Below, you can read about 5 of the most mesmerizing, experimental and progressive local artists Together has to offer.
W00dy bills herself as an experimental musician, though she has a taste for danceable, urgent rhythms. Her pieces usually begin in simplicity—a single shimmering tone, or the delicate crackle of static—and build with stuttering, vibrant intensity. There is a sharpness, an imperativeness, to W00dy’s compositions, even as they shift slyly in unexpected directions. Her debut album, “RNBW,” is due out this summer.
The Jamaica Plain duo Skinny Bones, comprised of Jacob Rosati and Christopher Stoppiello, is aptly described as “folktronica”—after all, the music usually involves singing and often employs acoustic guitar. But the group’s sensibility is curious and strange, enamored with the intimate, sonically engrossing possibilities of sample-based collages.
Couples Counseling is the solo project of Virginia de la Pozas. Though the music fits instinctively into the “ambient” and “lo-fi” boxes, Couples Counseling is grounded in pop harmony. De la Pozas likes to loop and fragment her own voice, wrapping a warm sonic cocoon around languid beats.
JSTJR (pronounced “gesture”) may be Together’s most hotly-anticipated hometown DJ. He has been featured on Diplo’s Mad Decent label and pulls from a similar set of Afro-Caribbean, trap, and more recently, Brazilian baile funk influences, all of it bass-heavy and almost fanatically syncopated.
Uchenna Ikonne’s Comb & Razor label is best known for “Brand New Wayo: Funk, Fast Times and Nigerian Boogie Badness 1979-1983,” a critically-acclaimed compilation of reissued tracks from Nigeria’s post-disco heyday.
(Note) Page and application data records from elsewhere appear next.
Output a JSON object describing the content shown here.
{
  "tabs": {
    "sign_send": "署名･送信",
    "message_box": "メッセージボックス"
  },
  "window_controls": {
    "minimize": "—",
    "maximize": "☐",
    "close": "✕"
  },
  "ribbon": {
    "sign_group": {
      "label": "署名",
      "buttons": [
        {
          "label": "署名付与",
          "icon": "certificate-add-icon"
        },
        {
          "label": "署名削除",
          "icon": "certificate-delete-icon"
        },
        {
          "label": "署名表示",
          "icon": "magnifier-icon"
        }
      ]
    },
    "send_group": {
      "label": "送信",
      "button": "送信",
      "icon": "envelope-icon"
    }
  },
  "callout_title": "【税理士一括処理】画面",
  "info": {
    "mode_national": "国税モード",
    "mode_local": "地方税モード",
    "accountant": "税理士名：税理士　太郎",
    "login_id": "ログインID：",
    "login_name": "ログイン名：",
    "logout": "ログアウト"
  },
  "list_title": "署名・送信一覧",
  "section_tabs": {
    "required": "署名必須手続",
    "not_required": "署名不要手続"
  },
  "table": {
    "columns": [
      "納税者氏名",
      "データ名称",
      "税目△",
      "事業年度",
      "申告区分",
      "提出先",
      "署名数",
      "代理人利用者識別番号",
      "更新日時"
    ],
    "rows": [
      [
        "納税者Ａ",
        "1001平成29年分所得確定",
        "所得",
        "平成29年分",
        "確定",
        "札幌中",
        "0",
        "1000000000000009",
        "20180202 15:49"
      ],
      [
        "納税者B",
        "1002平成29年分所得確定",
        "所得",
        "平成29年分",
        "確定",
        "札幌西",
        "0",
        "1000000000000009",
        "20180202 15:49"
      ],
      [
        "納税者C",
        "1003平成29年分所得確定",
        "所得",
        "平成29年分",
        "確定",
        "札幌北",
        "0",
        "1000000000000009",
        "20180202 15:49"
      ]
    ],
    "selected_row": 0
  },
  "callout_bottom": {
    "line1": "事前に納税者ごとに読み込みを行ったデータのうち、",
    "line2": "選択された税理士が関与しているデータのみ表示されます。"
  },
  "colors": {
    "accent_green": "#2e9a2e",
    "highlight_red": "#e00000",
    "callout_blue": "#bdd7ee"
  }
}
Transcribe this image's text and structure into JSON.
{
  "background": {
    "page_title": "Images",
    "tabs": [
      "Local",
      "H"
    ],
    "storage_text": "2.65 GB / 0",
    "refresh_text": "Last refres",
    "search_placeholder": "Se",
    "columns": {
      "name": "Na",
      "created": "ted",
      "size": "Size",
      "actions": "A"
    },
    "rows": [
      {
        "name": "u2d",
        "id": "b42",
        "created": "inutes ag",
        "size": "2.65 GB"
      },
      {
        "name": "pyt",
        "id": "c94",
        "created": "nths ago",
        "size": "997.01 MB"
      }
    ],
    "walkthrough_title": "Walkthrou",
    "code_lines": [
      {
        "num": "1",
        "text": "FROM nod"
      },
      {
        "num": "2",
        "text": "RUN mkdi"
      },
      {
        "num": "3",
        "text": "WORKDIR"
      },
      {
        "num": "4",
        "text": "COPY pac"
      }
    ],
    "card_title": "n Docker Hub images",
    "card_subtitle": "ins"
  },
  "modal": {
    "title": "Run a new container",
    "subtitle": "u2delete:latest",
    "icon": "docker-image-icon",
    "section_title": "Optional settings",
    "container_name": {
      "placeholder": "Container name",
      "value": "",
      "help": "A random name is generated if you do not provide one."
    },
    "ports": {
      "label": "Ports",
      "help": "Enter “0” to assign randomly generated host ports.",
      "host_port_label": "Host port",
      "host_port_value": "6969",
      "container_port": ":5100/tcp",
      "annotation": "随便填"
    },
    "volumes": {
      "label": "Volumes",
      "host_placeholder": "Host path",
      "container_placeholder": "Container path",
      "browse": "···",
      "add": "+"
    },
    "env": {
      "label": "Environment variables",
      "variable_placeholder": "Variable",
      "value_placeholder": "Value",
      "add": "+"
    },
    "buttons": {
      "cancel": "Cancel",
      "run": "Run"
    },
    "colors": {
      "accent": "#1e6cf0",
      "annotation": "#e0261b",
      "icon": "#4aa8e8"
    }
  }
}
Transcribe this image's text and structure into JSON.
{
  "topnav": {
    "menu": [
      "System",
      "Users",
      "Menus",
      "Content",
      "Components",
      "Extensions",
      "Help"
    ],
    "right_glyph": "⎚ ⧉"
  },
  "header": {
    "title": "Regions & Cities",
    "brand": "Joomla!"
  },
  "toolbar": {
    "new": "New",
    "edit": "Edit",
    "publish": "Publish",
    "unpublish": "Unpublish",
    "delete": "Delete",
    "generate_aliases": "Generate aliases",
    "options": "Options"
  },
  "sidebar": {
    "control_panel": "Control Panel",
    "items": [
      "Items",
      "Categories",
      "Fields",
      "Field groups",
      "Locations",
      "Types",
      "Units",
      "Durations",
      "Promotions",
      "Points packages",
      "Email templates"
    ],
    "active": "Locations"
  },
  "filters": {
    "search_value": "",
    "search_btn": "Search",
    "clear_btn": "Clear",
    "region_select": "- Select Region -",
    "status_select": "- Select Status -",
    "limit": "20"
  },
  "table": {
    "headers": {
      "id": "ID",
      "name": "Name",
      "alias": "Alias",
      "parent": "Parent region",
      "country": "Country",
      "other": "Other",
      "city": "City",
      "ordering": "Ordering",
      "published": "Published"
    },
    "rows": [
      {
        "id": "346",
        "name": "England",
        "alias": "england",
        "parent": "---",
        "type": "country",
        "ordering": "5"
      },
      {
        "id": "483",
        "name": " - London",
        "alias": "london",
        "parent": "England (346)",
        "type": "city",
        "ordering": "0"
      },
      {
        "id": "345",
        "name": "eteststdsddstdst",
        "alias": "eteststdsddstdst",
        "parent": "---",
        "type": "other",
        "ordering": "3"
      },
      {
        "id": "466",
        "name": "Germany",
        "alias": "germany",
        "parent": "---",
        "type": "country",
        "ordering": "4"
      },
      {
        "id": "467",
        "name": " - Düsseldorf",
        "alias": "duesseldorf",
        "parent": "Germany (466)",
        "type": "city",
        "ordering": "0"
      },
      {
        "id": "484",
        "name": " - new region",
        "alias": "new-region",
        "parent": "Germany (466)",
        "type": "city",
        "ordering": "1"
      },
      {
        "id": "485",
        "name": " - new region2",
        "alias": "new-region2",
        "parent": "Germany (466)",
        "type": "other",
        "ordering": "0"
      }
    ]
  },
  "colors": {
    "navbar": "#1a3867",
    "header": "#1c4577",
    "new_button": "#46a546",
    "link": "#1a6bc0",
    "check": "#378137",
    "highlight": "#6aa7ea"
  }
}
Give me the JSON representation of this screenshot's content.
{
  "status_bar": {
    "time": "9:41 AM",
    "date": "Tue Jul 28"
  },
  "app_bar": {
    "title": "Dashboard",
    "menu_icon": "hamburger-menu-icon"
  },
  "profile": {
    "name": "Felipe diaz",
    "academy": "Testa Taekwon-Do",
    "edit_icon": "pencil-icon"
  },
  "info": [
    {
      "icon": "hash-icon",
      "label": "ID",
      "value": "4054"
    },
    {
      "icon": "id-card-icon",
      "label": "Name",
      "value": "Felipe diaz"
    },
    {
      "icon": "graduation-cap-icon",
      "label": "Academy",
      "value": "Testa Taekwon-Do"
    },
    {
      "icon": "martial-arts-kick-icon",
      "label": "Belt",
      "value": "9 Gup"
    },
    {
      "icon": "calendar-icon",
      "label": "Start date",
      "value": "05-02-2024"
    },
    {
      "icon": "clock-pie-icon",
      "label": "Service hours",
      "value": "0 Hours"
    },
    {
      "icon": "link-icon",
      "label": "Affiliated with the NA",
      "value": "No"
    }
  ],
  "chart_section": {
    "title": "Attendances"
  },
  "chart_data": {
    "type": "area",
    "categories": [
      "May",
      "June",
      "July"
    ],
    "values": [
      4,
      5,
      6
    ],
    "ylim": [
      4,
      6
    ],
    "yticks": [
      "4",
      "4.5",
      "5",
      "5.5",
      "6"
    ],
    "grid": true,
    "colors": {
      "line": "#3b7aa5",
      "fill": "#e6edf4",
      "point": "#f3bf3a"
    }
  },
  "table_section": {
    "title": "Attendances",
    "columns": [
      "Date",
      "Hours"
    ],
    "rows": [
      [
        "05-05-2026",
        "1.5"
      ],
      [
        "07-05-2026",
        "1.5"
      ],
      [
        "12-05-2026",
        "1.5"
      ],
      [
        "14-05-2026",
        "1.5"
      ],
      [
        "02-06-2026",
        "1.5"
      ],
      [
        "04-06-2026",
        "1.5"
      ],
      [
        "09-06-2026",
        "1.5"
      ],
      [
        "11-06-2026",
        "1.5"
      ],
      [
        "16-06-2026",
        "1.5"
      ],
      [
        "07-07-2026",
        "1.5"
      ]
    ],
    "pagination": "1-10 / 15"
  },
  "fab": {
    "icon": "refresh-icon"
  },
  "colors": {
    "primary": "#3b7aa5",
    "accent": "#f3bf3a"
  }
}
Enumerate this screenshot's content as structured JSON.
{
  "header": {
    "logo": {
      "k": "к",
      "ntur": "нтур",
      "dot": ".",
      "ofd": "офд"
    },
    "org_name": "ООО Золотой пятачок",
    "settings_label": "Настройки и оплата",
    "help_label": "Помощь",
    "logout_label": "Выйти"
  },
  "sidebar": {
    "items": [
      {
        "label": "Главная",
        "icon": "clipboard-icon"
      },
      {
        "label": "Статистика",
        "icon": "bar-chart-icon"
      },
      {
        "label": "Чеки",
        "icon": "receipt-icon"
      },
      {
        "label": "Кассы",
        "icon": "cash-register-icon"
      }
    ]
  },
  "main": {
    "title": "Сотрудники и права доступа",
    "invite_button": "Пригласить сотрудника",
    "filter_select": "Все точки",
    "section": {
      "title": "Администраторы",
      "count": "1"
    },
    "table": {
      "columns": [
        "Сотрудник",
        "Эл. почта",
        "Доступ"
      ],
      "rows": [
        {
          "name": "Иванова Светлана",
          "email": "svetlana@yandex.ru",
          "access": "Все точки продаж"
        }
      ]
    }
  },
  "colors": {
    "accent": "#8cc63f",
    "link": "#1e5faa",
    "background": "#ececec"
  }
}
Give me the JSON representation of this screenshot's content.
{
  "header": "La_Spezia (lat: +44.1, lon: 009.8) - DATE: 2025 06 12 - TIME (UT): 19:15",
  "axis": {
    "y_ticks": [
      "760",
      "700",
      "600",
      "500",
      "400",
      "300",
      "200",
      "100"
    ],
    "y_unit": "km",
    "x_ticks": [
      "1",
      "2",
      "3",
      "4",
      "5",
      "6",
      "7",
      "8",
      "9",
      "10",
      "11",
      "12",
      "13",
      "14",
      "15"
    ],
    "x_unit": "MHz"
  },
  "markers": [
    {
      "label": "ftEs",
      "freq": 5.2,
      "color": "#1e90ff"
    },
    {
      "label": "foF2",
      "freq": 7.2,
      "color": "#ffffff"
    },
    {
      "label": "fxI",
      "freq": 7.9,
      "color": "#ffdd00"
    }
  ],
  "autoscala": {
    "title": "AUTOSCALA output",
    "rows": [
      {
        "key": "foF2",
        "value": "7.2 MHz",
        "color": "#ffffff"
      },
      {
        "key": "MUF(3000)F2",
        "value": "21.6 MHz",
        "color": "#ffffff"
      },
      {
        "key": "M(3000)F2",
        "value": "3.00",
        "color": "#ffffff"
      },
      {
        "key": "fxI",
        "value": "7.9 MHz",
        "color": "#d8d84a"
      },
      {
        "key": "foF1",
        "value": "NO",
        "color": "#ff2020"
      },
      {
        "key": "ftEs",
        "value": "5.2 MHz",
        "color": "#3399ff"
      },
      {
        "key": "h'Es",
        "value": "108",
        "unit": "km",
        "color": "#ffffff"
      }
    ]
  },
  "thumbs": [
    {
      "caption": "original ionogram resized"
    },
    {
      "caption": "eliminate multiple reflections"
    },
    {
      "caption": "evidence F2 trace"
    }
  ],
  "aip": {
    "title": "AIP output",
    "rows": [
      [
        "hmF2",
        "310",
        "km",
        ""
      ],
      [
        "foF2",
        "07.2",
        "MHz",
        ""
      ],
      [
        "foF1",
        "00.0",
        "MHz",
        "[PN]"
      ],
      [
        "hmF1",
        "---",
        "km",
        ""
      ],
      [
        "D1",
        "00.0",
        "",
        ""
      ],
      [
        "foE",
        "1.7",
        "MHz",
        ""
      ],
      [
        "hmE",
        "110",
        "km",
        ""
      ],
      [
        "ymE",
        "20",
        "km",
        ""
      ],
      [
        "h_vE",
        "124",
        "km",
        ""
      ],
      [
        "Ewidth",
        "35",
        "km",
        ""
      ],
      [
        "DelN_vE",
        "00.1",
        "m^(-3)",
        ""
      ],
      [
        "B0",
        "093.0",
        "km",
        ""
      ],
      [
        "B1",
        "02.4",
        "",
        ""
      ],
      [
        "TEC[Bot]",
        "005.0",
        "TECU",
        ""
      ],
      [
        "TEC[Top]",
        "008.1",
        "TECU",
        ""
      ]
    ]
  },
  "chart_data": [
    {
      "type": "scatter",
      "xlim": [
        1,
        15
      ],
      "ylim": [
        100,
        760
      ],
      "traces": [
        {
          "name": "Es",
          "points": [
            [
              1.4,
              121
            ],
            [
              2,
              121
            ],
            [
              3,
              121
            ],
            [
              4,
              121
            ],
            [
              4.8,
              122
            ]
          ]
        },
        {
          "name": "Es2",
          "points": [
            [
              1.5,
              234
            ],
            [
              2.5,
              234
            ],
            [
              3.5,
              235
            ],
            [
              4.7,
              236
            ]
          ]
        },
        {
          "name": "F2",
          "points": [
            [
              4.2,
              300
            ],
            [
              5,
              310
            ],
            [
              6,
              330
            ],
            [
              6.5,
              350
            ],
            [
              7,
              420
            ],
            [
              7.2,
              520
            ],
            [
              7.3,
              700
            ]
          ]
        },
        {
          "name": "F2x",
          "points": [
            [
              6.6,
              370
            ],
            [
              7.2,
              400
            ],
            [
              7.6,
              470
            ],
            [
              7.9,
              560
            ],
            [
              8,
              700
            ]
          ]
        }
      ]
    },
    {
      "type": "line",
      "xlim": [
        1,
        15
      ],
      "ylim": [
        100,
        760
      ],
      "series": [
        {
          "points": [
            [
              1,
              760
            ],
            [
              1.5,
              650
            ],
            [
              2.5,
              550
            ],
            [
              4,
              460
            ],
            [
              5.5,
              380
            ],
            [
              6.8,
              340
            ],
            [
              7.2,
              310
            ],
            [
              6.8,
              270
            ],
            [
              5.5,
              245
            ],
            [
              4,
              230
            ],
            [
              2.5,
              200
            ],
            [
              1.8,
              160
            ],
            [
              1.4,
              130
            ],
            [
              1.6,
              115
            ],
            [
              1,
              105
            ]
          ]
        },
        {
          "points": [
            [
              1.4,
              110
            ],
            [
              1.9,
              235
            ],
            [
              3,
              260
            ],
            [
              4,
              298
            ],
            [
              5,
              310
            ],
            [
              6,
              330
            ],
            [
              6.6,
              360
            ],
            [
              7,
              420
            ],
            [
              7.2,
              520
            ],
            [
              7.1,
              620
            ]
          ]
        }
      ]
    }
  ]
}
Comb & Razor’s set is sure to contain some rare and retro sounds, as well as the familiar slickness of disco and boogie.